Conspiracy theories are false assumptions that attempt to explain causes of events or phenomena by insinuating that individuals or groups of persons work secretly to manipulate those events for their personal gains. The conspiracy theories that rocked the whole world recently are those surrounding the causes and spread of COVID-19 as well as the development of its vaccine. Like other conspiracy theories, the ones surrounding COVID-19 found its way into different communities all over the world and caused a lot of controversies. Till date, these conspiracy theories are still preventing many people from going for COVID-19 vaccine.
Conspiracy theories, fortunately, can be beneficial as well. For instance, some of them expose problems in societies that need to be addressed. They also give citizens the opportunities to call the government to order and to curtail the activities of the “powerful” people that were believed to create problems for the people. However, their negative impacts outweigh their positive effects. For instance, religious wars and killings are fuelled by conspiracy theories. Conspiracy theories have also led to prejudice, distrust, genocide, witch-hunt, and low participation in politics. This is why it is good to discourage the spread of such theories.
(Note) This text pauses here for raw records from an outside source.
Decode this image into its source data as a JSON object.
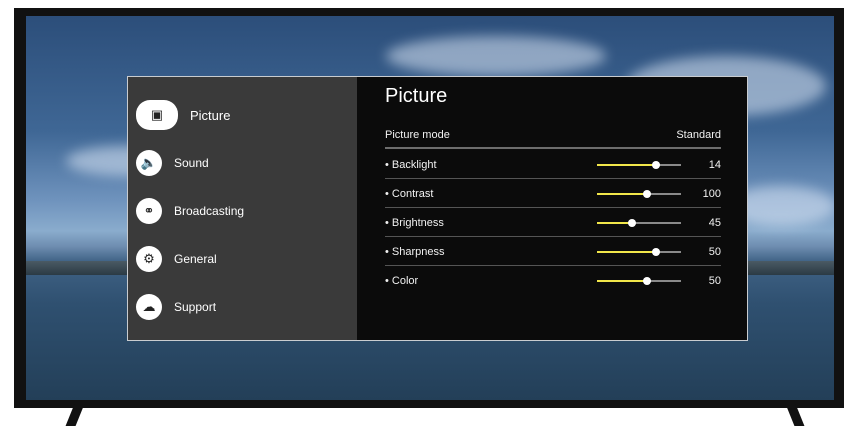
{
  "menu": {
    "categories": [
      {
        "label": "Picture",
        "icon": "picture-icon"
      },
      {
        "label": "Sound",
        "icon": "speaker-icon"
      },
      {
        "label": "Broadcasting",
        "icon": "satellite-icon"
      },
      {
        "label": "General",
        "icon": "wrench-icon"
      },
      {
        "label": "Support",
        "icon": "support-icon"
      }
    ],
    "panel": {
      "title": "Picture",
      "mode_label": "Picture mode",
      "mode_value": "Standard",
      "settings": [
        {
          "label": "• Backlight",
          "value": "14",
          "level": 0.7
        },
        {
          "label": "• Contrast",
          "value": "100",
          "level": 0.6
        },
        {
          "label": "• Brightness",
          "value": "45",
          "level": 0.42
        },
        {
          "label": "• Sharpness",
          "value": "50",
          "level": 0.7
        },
        {
          "label": "• Color",
          "value": "50",
          "level": 0.6
        }
      ]
    }
  },
  "colors": {
    "slider_fill": "#f1e64a",
    "left_panel": "#3a3a3a",
    "right_panel": "#0b0b0b"
  }
}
Kindly note that you can be tricked into believing conspiracy theories if you let your guards down. This is because conspiracy theorists manipulate people’s emotions by using special persuasion tricks. They study situations and people’s psychology and use them to fabricate theories that make their lies sound like truth. Since these theories provide illusions of control and safety, those that believe them resist any form of efforts made towards debunking them. This is to say that many of us believe in some conspiracy theories we assumed were the truth. This essay, however, focuses on internal and external factors that make people believe in conspiracy theories.
Factors that Encourage Acceptance of Conspiracies Theories
- Level of Education: Research has shown that the lower a person’s level of education is, the higher his chances of believing conspiracy theories. This is because those with higher education tend to think more critically and also have more information about concepts.
- Knowledge: A person that knows little or nothing about a concept or a phenomenon tends to believe whatever he hears about it, so long as it aligns with their ideologies.
- Information: The quality and quantity of information a person receives influence his susceptibility to conspiracy theories. A person that received little information about an event will believe fallacies about it. On the same hand, if the person is exposed to only negative information, he will also believe conspiracy theories.
- Thinking Styles: Many people think impulsively while others do theirs analytically. Those that don’t critically evaluate the information they receive tend to believe conspiracy theories easily.
- Experiences: People that have bad experiences are more likely to believe conspiracy theories than those that haven’t.
- Attitudes: People with certain attitudes are likely to believe conspiracy theories. For instance, people that never take responsibilities for their actions and those that don’t trust people easily have been discovered to believe conspiracy theories that blame others for their predicaments.
- Negative Emotions: Some emotions give room for conspiracy theories to thrive. Emotions such as fear, hope, worry, and surprise make people vulnerable and willing to believe whatever makes them feel safe and in control.
- Religiosity: Religion is a risk factor to conspiracy theory because it encourages unverifiable practices such as prophecies and esotericism. Religious fanatics, therefore, tend to believe religion-related conspiracy theories without verifying the evidence provided by the theorists.
- Social Class: The poorer a person is, the more he believes conspiracy theories. This is as a result of his economic challenges, poor education, and other external factors that threaten his existence. People at the lower class feel uncertain and unable to control their lives and future; as a result, conspiracy theories give them certainty.